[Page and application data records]
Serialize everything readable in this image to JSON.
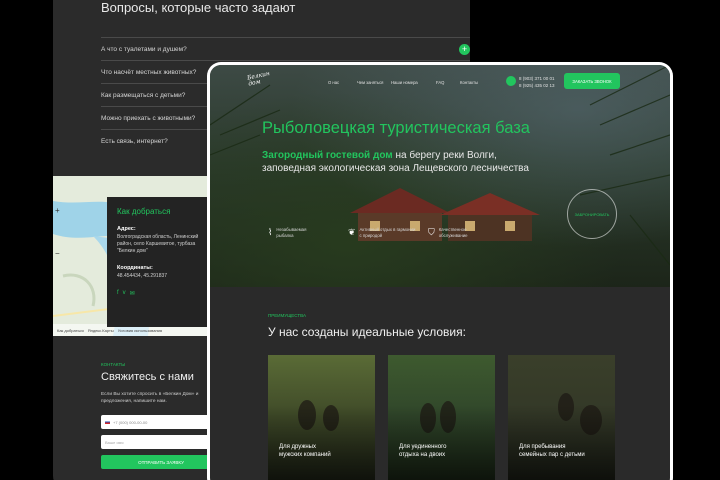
{
  "faq": {
    "title": "Вопросы, которые часто задают",
    "items": [
      {
        "q": "А что с туалетами и душем?"
      },
      {
        "q": "Что насчёт местных животных?"
      },
      {
        "q": "Как размещаться с детьми?"
      },
      {
        "q": "Можно приехать с животными?"
      },
      {
        "q": "Есть связь, интернет?"
      }
    ],
    "expand_symbol": "+"
  },
  "map": {
    "zoom_in": "+",
    "zoom_out": "−",
    "footer_1": "Как добраться",
    "footer_2": "Яндекс.Карты",
    "footer_3": "Условия использования"
  },
  "route": {
    "title": "Как добраться",
    "address_label": "Адрес:",
    "address": "Волгоградская область, Ленинский район, село Каршевитое, турбаза \"Белкин дом\"",
    "coords_label": "Координаты:",
    "coords": "48.454434, 45.291837",
    "socials": [
      "f",
      "v",
      "✉"
    ]
  },
  "contacts": {
    "tag": "КОНТАКТЫ",
    "title": "Свяжитесь с нами",
    "text": "Если Вы хотите спросить в «Белкин Дом» и предложения, напишите нам.",
    "phone_placeholder": "+7 (000) 000-00-00",
    "name_placeholder": "Ваше имя",
    "send": "ОТПРАВИТЬ ЗАЯВКУ"
  },
  "nav": {
    "logo": "Белкин дом",
    "menu": [
      "О нас",
      "Чем заняться",
      "Наши номера",
      "FAQ",
      "Контакты"
    ],
    "phones": [
      "8 (903) 371 00 01",
      "8 (925) 435 02 13"
    ],
    "book": "ЗАКАЗАТЬ ЗВОНОК"
  },
  "hero": {
    "title": "Рыболовецкая туристическая база",
    "subtitle_highlight": "Загородный гостевой дом",
    "subtitle_rest": " на берегу реки Волги, заповедная экологическая зона Лещевского лесничества",
    "features": [
      {
        "icon": "fish-icon",
        "glyph": "⌇",
        "text": "Незабываемая рыбалка"
      },
      {
        "icon": "leaf-icon",
        "glyph": "❦",
        "text": "Активный отдых в гармонии с природой"
      },
      {
        "icon": "shield-icon",
        "glyph": "⛉",
        "text": "Качественное обслуживание"
      }
    ],
    "badge": "ЗАБРОНИРОВАТЬ"
  },
  "advantages": {
    "tag": "ПРЕИМУЩЕСТВА",
    "title": "У нас созданы идеальные условия:",
    "cards": [
      {
        "line1": "Для дружных",
        "line2": "мужских компаний"
      },
      {
        "line1": "Для уединенного",
        "line2": "отдыха на двоих"
      },
      {
        "line1": "Для пребывания",
        "line2": "семейных пар с детьми"
      }
    ]
  },
  "colors": {
    "accent": "#22c55e",
    "dark": "#2b2b2b"
  }
}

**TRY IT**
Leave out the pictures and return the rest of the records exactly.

**SOLUTION TO THIS EXERCISE**
Serialize everything readable in this image to JSON.
{
  "faq": {
    "title": "Вопросы, которые часто задают",
    "items": [
      {
        "q": "А что с туалетами и душем?"
      },
      {
        "q": "Что насчёт местных животных?"
      },
      {
        "q": "Как размещаться с детьми?"
      },
      {
        "q": "Можно приехать с животными?"
      },
      {
        "q": "Есть связь, интернет?"
      }
    ],
    "expand_symbol": "+"
  },
  "map": {
    "zoom_in": "+",
    "zoom_out": "−",
    "footer_1": "Как добраться",
    "footer_2": "Яндекс.Карты",
    "footer_3": "Условия использования"
  },
  "route": {
    "title": "Как добраться",
    "address_label": "Адрес:",
    "address": "Волгоградская область, Ленинский район, село Каршевитое, турбаза \"Белкин дом\"",
    "coords_label": "Координаты:",
    "coords": "48.454434, 45.291837",
    "socials": [
      "f",
      "v",
      "✉"
    ]
  },
  "contacts": {
    "tag": "КОНТАКТЫ",
    "title": "Свяжитесь с нами",
    "text": "Если Вы хотите спросить в «Белкин Дом» и предложения, напишите нам.",
    "phone_placeholder": "+7 (000) 000-00-00",
    "name_placeholder": "Ваше имя",
    "send": "ОТПРАВИТЬ ЗАЯВКУ"
  },
  "nav": {
    "logo": "Белкин дом",
    "menu": [
      "О нас",
      "Чем заняться",
      "Наши номера",
      "FAQ",
      "Контакты"
    ],
    "phones": [
      "8 (903) 371 00 01",
      "8 (925) 435 02 13"
    ],
    "book": "ЗАКАЗАТЬ ЗВОНОК"
  },
  "hero": {
    "title": "Рыболовецкая туристическая база",
    "subtitle_highlight": "Загородный гостевой дом",
    "subtitle_rest": " на берегу реки Волги, заповедная экологическая зона Лещевского лесничества",
    "features": [
      {
        "icon": "fish-icon",
        "glyph": "⌇",
        "text": "Незабываемая рыбалка"
      },
      {
        "icon": "leaf-icon",
        "glyph": "❦",
        "text": "Активный отдых в гармонии с природой"
      },
      {
        "icon": "shield-icon",
        "glyph": "⛉",
        "text": "Качественное обслуживание"
      }
    ],
    "badge": "ЗАБРОНИРОВАТЬ"
  },
  "advantages": {
    "tag": "ПРЕИМУЩЕСТВА",
    "title": "У нас созданы идеальные условия:",
    "cards": [
      {
        "line1": "Для дружных",
        "line2": "мужских компаний"
      },
      {
        "line1": "Для уединенного",
        "line2": "отдыха на двоих"
      },
      {
        "line1": "Для пребывания",
        "line2": "семейных пар с детьми"
      }
    ]
  },
  "colors": {
    "accent": "#22c55e",
    "dark": "#2b2b2b"
  }
}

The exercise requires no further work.